This working paper is the result of a combination of theoretical reflection that deviates somewhat from the references generally used in information systems research and the analysis of four in-depth monographs carried out within the framework of the MINE France program, supplemented by interviews in several other public and private organizations. Starting with an initial question about the link between IS, innovation and value creation, we were gradually led, as our investigations progressed, to several fundamental questions related to the role of the CIO: on what criteria is the evaluation of IS investments based? Are they really geared towards value creation? Can these investments even be evaluated? What role should risk management play in these investments and in the CIO function itself?
Given the diversity and depth of these questions, we are entitled to return to an even more fundamental question: how (i.e., according to what principles and criteria) can we ensure viable governance of information systems?
The aim of this paper is to continue the reflection begun in our previous contribution, focused on the concept of business model, and to deepen our understanding of this fundamental problem that is familiar to all CIOs, especially in large companies. With this aim in mind, a return to the very essence of the enterprise - an organizational form, of course, but also (and above all...) an entrepreneurial act - leads us to an analysis framework specifically developed in the framework of the MINE France program. Applied to the cases of the companies studied, it highlights several essential points that will be detailed in the paper.
Thus, contrary to what was said at the beginning of the millennium under the impetus of the wave of Internet technologies, the vast majority of IS investments appear to have been decided and deployed with a view to contributing to the achievement of a value that is largely considered as a given. Following Joffre and Montmorillon (1), this is a principle that can be described as "cost-efficiency", according to the classic logic of economics. However, what these case studies also show is that, once they have been made, these IS investments also have unanticipated effects and are therefore likely to be used for something other than what was planned at the time of the investment decision. In the extreme, these effects are likely to profoundly modify, or even renew, the very value of the entrepreneurial project. We speak here of efficiency according to a logic of value creation. Since the latter is difficult to anticipate, it leads to a high degree of uncertainty. This observation, which is in line with essential theoretical advances in management research over the last few years, justifies questioning the relevance, and even the necessity, of (re)designing the principles and criteria of IS governance in the company. This will be justified by a desire to go beyond the sole logic of cost-efficiency, which is still favored by the majority of firms - particularly under the pressure of financial markets - so that the conditions of efficiency are also integrated and understood according to a logic of value creation.
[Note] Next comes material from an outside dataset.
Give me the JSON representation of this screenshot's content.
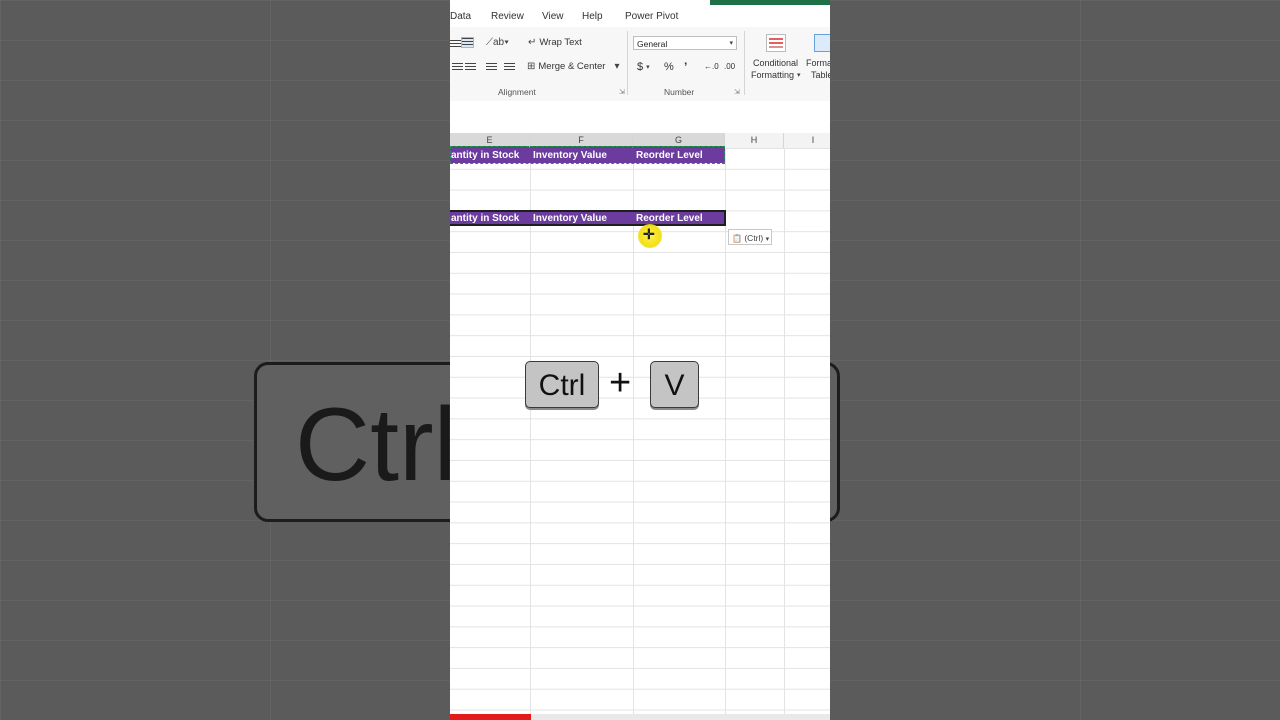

(1) Joffre, P. & de Montmorillon, B. (2001) « Théories institutionnelles et management stratégique » in Martinet, A.C. & Thiétart, R.A. (coord.), Stratégie – Actualité et futurs de la recherche, Vuibert, p.229-248.